in some places, included many states in the United States. It's believed to be because of the level of bacteria that is in the milk prior to pasteurization. The process in which cold milk is quickly heated, then quickly cooled to kill of any harmful bacteria. This process may have some effects of the taste of the milk as well, but I set out to find out for sure. So when I saw raw milk for sale at a local grocery store in San Diego I decided to give it a try, and compare it to my favorite pasteurized organic whole milk.
Having heard stories about raw milk being so different, in a good way, I was very curious to incorporate it into my espresso beverages at home. When cold the raw milk was definitely sweeter than its pasteurized counterpart, but it's texture was a bit thinner. This texture transferred into the steamed version of the raw, yet the sweetness faded to a bit of a bitter or grassy flavor. I'm sure this has to do a lot with the grass the cows are grazing on, and I'm sure other dietary factors. It was a bit thinner, but made pouring latte art very fluid and easy.
The pasteurized version was sweet cold, and even sweeter steamed. It's texture steamed was thicker, but in a much more pleasing way in terms of drinking it as a cappuccino. The thicker foam could be a detriment of latte art for those less versed in steaming and pouring techniques. The overall enjoyment for me is much higher with the pasteurized milk. Plus the flavor won't detract, or compete with that of the espresso in the drink. Check out the video above to see it in action!
February 14, 2020
[…] but not a ton of attention has been given to the best milk for coffee.
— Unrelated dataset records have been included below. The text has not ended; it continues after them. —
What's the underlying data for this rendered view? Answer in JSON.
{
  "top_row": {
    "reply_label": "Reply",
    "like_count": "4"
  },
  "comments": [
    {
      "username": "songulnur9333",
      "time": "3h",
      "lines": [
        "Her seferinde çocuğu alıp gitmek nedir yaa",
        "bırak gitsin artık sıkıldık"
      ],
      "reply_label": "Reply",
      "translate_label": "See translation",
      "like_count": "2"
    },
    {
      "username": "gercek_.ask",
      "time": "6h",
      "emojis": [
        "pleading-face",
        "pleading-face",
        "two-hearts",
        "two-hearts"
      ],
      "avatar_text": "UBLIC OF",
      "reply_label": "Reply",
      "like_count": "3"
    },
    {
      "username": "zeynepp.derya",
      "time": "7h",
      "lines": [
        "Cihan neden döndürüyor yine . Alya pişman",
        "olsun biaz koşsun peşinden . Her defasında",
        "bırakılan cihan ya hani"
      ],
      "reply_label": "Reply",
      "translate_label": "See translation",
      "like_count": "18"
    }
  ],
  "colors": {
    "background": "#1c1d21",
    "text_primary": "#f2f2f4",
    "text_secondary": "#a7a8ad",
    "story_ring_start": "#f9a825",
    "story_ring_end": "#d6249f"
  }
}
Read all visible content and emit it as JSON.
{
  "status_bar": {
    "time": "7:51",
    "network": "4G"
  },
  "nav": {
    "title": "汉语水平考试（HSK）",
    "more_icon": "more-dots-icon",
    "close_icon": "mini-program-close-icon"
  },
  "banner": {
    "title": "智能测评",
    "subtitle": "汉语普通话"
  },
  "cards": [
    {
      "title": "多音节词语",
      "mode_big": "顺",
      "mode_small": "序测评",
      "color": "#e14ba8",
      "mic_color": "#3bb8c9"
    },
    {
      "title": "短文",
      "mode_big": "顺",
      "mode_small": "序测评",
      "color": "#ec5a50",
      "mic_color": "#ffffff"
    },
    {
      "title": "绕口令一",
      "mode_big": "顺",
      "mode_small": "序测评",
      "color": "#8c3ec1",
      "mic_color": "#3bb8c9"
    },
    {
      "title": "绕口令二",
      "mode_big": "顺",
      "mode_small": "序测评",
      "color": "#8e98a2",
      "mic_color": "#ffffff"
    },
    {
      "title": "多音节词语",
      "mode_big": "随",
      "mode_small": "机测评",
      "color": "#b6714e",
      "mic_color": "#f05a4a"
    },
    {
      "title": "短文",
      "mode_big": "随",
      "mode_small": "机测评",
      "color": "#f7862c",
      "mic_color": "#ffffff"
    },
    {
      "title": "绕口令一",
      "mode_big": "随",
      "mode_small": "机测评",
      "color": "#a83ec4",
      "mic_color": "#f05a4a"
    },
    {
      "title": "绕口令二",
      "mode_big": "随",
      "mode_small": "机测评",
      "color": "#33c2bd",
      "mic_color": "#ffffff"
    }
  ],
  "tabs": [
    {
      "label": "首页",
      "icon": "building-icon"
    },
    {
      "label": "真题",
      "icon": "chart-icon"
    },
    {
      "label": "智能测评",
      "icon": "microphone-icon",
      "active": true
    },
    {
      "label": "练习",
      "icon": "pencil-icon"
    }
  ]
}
I did talk a bit about raw milk awhile back, but I guess the universe realized this and dropped this article from Barista Magazine […]